◆ What the task requires: Each line of the data below containing "Monseñor" needs to be listed.

◆ Provided material:
_ _ _ _
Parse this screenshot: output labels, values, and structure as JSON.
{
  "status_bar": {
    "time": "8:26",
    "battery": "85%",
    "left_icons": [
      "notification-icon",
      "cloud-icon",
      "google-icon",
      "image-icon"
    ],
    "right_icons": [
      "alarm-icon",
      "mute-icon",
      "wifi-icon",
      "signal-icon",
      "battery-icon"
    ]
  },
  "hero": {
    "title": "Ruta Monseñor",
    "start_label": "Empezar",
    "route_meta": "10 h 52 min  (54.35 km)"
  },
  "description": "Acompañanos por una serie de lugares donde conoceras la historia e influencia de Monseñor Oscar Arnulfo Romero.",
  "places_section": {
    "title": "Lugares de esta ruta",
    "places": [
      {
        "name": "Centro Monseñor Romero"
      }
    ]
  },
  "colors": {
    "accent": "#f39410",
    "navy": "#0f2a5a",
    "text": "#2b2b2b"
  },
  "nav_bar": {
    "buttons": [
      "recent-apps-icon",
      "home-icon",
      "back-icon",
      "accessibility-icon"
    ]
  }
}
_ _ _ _
◆ Result of this exercise:
    "title": "Ruta Monseñor",
  "description": "Acompañanos por una serie de lugares donde conoceras la historia e influencia de Monseñor Oscar Arnulfo Romero.",
        "name": "Centro Monseñor Romero"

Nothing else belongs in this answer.